◆ **TASK INSTRUCTIONS**:
Report the count of lines below in which the string "close" occurs; include nothing else.

◆ **SUPPLIED DATA**:

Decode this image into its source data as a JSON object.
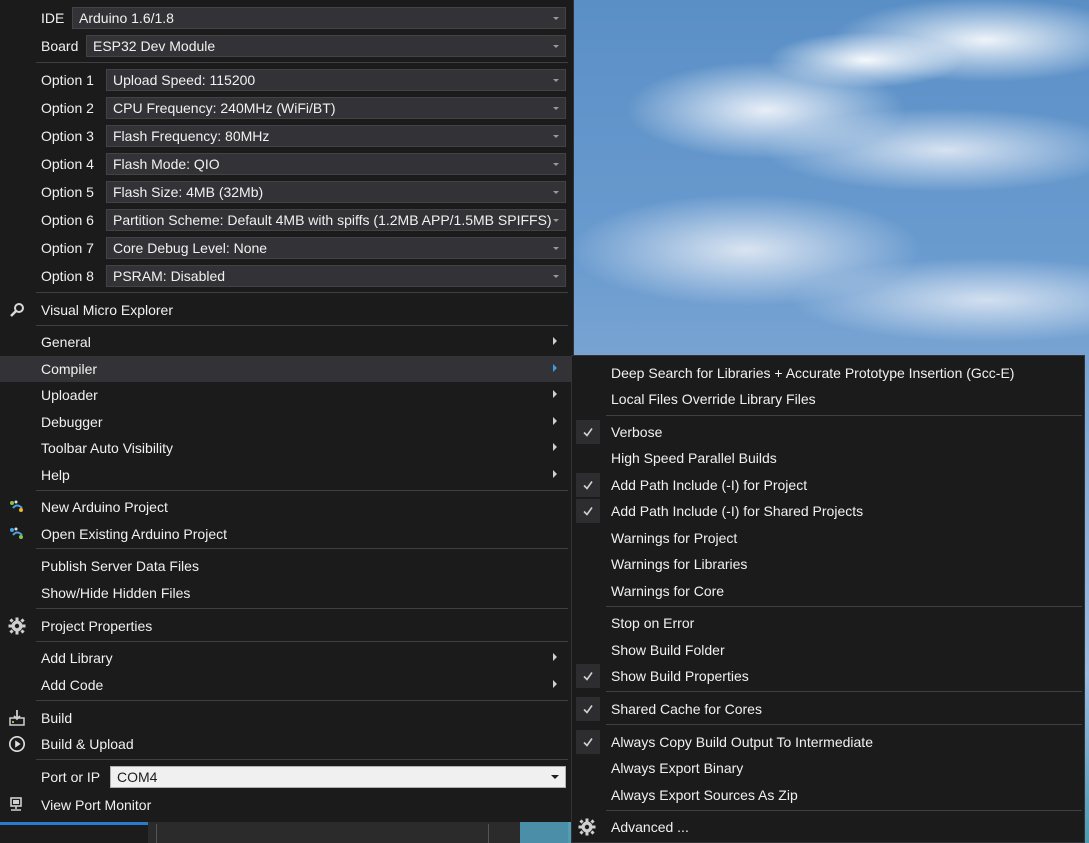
{
  "menu": {
    "ide": {
      "label": "IDE",
      "value": "Arduino 1.6/1.8"
    },
    "board": {
      "label": "Board",
      "value": "ESP32 Dev Module"
    },
    "options": [
      {
        "label": "Option 1",
        "value": "Upload Speed: 115200"
      },
      {
        "label": "Option 2",
        "value": "CPU Frequency: 240MHz (WiFi/BT)"
      },
      {
        "label": "Option 3",
        "value": "Flash Frequency: 80MHz"
      },
      {
        "label": "Option 4",
        "value": "Flash Mode: QIO"
      },
      {
        "label": "Option 5",
        "value": "Flash Size: 4MB (32Mb)"
      },
      {
        "label": "Option 6",
        "value": "Partition Scheme: Default 4MB with spiffs (1.2MB APP/1.5MB SPIFFS)"
      },
      {
        "label": "Option 7",
        "value": "Core Debug Level: None"
      },
      {
        "label": "Option 8",
        "value": "PSRAM: Disabled"
      }
    ],
    "visual_micro_explorer": "Visual Micro Explorer",
    "submenus": [
      {
        "label": "General"
      },
      {
        "label": "Compiler"
      },
      {
        "label": "Uploader"
      },
      {
        "label": "Debugger"
      },
      {
        "label": "Toolbar Auto Visibility"
      },
      {
        "label": "Help"
      }
    ],
    "new_project": "New Arduino Project",
    "open_project": "Open Existing Arduino Project",
    "publish_server_data": "Publish Server Data Files",
    "show_hide_hidden": "Show/Hide Hidden Files",
    "project_properties": "Project Properties",
    "add_library": "Add Library",
    "add_code": "Add Code",
    "build": "Build",
    "build_upload": "Build & Upload",
    "port": {
      "label": "Port or IP",
      "value": "COM4"
    },
    "view_port_monitor": "View Port Monitor"
  },
  "compiler_submenu": {
    "items": [
      {
        "label": "Deep Search for Libraries + Accurate Prototype Insertion (Gcc-E)",
        "checked": false
      },
      {
        "label": "Local Files Override Library Files",
        "checked": false
      },
      {
        "label": "Verbose",
        "checked": true
      },
      {
        "label": "High Speed Parallel Builds",
        "checked": false
      },
      {
        "label": "Add Path Include (-I) for Project",
        "checked": true
      },
      {
        "label": "Add Path Include (-I) for Shared Projects",
        "checked": true
      },
      {
        "label": "Warnings for Project",
        "checked": false
      },
      {
        "label": "Warnings for Libraries",
        "checked": false
      },
      {
        "label": "Warnings for Core",
        "checked": false
      },
      {
        "label": "Stop on Error",
        "checked": false
      },
      {
        "label": "Show Build Folder",
        "checked": false
      },
      {
        "label": "Show Build Properties",
        "checked": true
      },
      {
        "label": "Shared Cache for Cores",
        "checked": true
      },
      {
        "label": "Always Copy Build Output To Intermediate",
        "checked": true
      },
      {
        "label": "Always Export Binary",
        "checked": false
      },
      {
        "label": "Always Export Sources As Zip",
        "checked": false
      },
      {
        "label": "Advanced ...",
        "checked": false
      }
    ],
    "check_glyph": "✓"
  },
  "colors": {
    "menu_bg": "#1b1b1c",
    "hover_bg": "#333337",
    "accent": "#3e9ae6"
  }
}
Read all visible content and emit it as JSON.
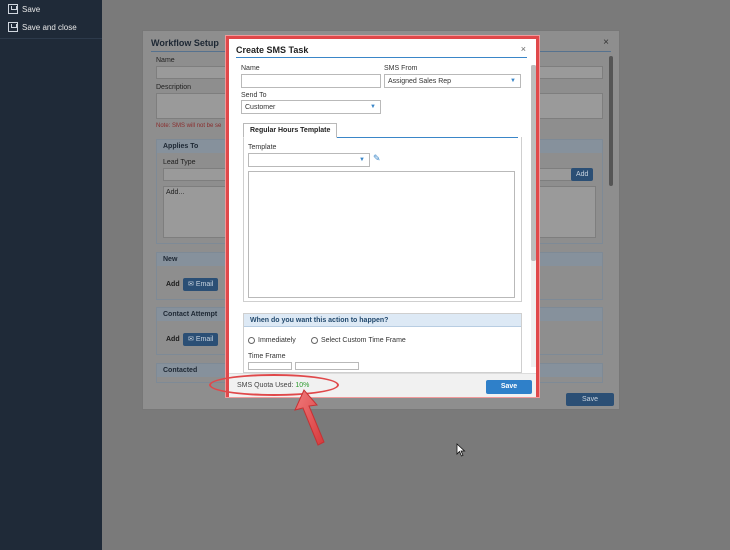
{
  "sidebar": {
    "items": [
      {
        "label": "Save",
        "icon": "save-icon"
      },
      {
        "label": "Save and close",
        "icon": "save-close-icon"
      }
    ]
  },
  "workflow": {
    "title": "Workflow Setup",
    "close": "×",
    "name_label": "Name",
    "description_label": "Description",
    "note": "Note: SMS will not be se",
    "applies_to": "Applies To",
    "lead_type_label": "Lead Type",
    "add_placeholder": "Add...",
    "add_button": "Add",
    "new_section": "New",
    "contact_attempt_section": "Contact Attempt",
    "contacted_section": "Contacted",
    "add_label": "Add",
    "email_button": "Email",
    "save_button": "Save"
  },
  "modal": {
    "title": "Create SMS Task",
    "close": "×",
    "name_label": "Name",
    "name_value": "",
    "sms_from_label": "SMS From",
    "sms_from_value": "Assigned Sales Rep",
    "send_to_label": "Send To",
    "send_to_value": "Customer",
    "tab_label": "Regular Hours Template",
    "template_label": "Template",
    "template_value": "",
    "when_header": "When do you want this action to happen?",
    "radio_immediately": "Immediately",
    "radio_custom": "Select Custom Time Frame",
    "time_frame_label": "Time Frame",
    "quota_label": "SMS Quota Used:",
    "quota_value": "10%",
    "save_button": "Save"
  },
  "colors": {
    "accent": "#2f80c9",
    "annotation": "#e0484a",
    "quota_green": "#2d9a2d",
    "sidebar_bg": "#1f2a38"
  }
}
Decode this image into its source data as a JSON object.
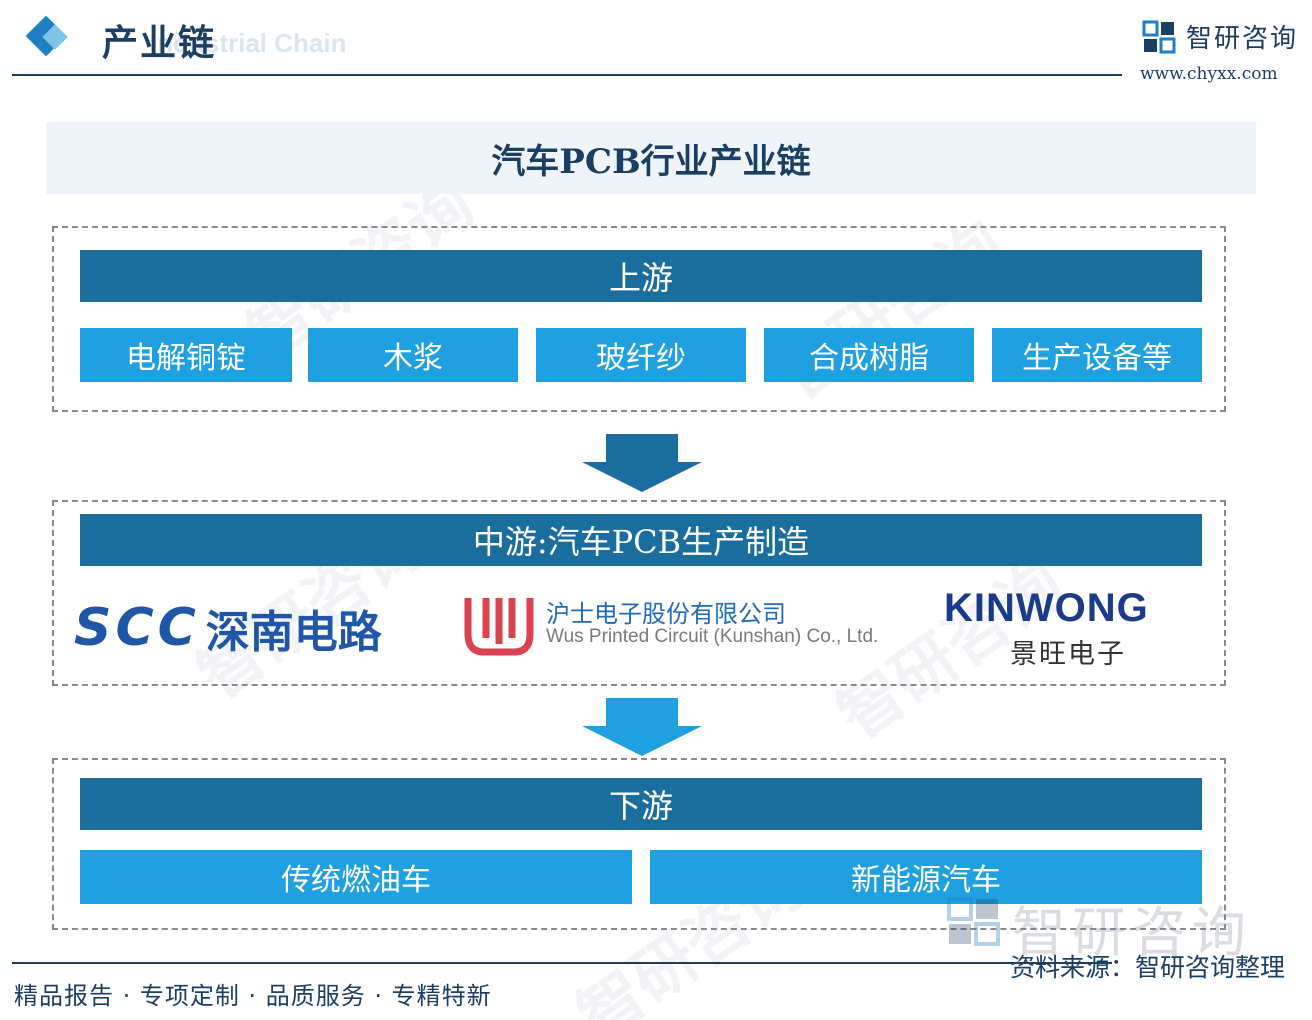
{
  "header": {
    "title": "产业链",
    "subtitle": "Industrial Chain",
    "brand": "智研咨询",
    "url": "www.chyxx.com"
  },
  "main_title": "汽车PCB行业产业链",
  "upstream": {
    "label": "上游",
    "items": [
      "电解铜锭",
      "木浆",
      "玻纤纱",
      "合成树脂",
      "生产设备等"
    ]
  },
  "midstream": {
    "label": "中游:汽车PCB生产制造",
    "companies": {
      "scc_en": "SCC",
      "scc_cn": "深南电路",
      "wus_cn": "沪士电子股份有限公司",
      "wus_en": "Wus Printed Circuit (Kunshan) Co., Ltd.",
      "kinwong_en": "KINWONG",
      "kinwong_cn": "景旺电子"
    }
  },
  "downstream": {
    "label": "下游",
    "items": [
      "传统燃油车",
      "新能源汽车"
    ]
  },
  "footer": {
    "slogan": "精品报告 · 专项定制 · 品质服务 · 专精特新",
    "source": "资料来源：智研咨询整理",
    "watermark": "智研咨询"
  },
  "colors": {
    "dark_bar": "#1a6e9e",
    "light_item": "#1fa0e0",
    "title_text": "#1b3f63",
    "arrow": "#1a6e9e"
  }
}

◆ **RESPONSE**:
4